The Louisiana purchase was a deal by the United States to acquire French possessions in North America in 1803. The size of the acquired area is estimated at 530 million acres (828,000 miles or 2,100,000 km).
During the presidency of Thomas Jefferson in 1803, the U.S. bought from France for free (for 3 cents per acre) a huge area in Louisiana between the Mississippi River in the east and the Rocky Mountains in the west.
The price of the transaction was 15 million U.S. dollars or 80 million French francs (the final amount of the transaction for the U.S., including interest on the loan, was 23 213 568 U.S. dollars). On this basis, the price per acre was 3 cents (7 cents per hectare).
On the territories receding in favor of the U.S. under the 1803 contract now located modern states:
вЂ” southern part of Minnesota,
вЂ” most of the state of North Dakota,
вЂ” almost the entire state of South Dakota,
вЂ” northeastern part of the state of New Mexico,
вЂ” most of the state of Montana,
вЂ” part of the state of Wyoming,
вЂ” northern Texas,
вЂ” eastern half of Colorado,
вЂ” part of the state of Louisiana (on both sides of the Mississippi River), including the city of New Orleans.

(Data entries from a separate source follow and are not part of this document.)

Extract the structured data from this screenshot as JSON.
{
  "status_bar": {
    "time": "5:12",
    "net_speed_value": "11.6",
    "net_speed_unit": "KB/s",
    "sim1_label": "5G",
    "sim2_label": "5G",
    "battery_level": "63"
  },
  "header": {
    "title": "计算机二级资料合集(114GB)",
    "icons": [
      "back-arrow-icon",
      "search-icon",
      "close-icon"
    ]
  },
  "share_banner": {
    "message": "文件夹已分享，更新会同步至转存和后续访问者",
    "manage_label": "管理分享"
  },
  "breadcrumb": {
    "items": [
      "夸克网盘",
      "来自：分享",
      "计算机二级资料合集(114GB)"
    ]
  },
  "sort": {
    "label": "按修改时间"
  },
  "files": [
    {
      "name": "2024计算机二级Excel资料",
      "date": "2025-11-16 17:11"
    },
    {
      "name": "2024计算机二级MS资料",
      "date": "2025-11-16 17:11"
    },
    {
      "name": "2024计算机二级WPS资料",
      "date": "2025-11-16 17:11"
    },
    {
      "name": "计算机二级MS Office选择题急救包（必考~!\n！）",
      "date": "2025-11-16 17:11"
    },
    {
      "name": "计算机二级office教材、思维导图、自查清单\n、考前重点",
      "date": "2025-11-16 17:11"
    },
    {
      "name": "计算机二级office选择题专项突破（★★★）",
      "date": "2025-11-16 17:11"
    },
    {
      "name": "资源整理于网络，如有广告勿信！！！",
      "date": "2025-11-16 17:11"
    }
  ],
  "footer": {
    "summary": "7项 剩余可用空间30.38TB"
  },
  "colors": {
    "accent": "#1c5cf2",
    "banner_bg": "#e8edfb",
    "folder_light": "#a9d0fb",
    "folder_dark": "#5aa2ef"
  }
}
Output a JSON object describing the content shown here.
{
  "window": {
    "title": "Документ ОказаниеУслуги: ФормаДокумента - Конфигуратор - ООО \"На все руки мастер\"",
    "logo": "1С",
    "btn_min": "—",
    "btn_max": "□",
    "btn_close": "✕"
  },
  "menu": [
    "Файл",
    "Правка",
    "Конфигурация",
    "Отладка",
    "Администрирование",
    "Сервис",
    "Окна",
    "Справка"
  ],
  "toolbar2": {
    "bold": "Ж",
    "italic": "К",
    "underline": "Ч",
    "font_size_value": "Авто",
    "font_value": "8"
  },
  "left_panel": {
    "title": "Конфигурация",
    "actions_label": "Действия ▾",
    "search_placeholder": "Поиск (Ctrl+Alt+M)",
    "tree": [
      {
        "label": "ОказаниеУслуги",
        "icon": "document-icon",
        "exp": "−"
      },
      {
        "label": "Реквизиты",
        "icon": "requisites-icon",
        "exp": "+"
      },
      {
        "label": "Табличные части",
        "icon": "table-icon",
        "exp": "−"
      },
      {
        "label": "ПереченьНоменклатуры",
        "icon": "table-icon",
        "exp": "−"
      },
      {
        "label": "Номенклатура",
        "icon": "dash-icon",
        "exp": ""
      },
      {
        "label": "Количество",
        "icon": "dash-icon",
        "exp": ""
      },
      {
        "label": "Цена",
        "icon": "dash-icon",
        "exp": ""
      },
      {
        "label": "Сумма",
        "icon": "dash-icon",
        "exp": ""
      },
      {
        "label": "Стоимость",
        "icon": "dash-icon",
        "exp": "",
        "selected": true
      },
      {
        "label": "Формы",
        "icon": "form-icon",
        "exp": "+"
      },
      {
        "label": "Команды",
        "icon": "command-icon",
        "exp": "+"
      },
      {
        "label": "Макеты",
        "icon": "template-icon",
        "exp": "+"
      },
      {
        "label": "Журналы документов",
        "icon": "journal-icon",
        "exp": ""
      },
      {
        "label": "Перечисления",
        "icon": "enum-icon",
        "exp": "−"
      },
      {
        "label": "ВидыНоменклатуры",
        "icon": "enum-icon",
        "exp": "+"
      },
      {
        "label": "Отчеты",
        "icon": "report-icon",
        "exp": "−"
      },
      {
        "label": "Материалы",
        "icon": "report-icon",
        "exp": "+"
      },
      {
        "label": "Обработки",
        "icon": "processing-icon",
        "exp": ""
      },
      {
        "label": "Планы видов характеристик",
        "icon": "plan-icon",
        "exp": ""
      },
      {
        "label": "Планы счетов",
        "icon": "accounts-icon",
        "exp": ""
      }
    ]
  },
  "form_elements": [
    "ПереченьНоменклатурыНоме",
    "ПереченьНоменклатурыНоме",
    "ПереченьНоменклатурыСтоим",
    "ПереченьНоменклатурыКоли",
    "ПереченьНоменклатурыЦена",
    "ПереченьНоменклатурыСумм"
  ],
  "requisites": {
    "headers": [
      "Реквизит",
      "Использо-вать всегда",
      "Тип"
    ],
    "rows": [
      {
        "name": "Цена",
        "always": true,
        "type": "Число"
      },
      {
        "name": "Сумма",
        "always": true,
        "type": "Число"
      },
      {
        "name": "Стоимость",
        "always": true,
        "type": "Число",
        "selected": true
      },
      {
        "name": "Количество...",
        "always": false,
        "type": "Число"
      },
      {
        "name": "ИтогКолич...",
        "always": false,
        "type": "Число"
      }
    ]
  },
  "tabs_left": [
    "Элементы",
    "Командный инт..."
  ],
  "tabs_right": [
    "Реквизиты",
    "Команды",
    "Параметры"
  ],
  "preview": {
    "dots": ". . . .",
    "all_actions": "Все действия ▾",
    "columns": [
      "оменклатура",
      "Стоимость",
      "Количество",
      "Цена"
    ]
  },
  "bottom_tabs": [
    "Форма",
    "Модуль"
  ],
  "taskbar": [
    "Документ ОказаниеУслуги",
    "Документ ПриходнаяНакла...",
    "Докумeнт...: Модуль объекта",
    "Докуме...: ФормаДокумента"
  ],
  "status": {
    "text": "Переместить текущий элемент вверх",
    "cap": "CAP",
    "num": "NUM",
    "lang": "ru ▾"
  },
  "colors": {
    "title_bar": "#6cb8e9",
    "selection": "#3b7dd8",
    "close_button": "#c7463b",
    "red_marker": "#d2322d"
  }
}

During negotiations and at the time of the deal, Spain claimed a portion of Oklahoma and the southwestern part of Kansas and Louisiana. According to the treaty, the U.S. was to acquire territories that eventually became part of the Canadian provinces of Alberta and Saskatchewan. The land acquired as a result of the deal made up about 23% of the territory of the modern United States.
The вЂњLouisiana purchaseвЂќ was one of the important milestones in the political life of the third U.S. President Thomas Jefferson. Although Jefferson was concerned about the legality of the deal (the U.S. Constitution did not contain articles on the acquisition of territories from foreign countries), he nevertheless decided to make a deal because France and Spain prevented the Americans from their trade through the port of New Orleans.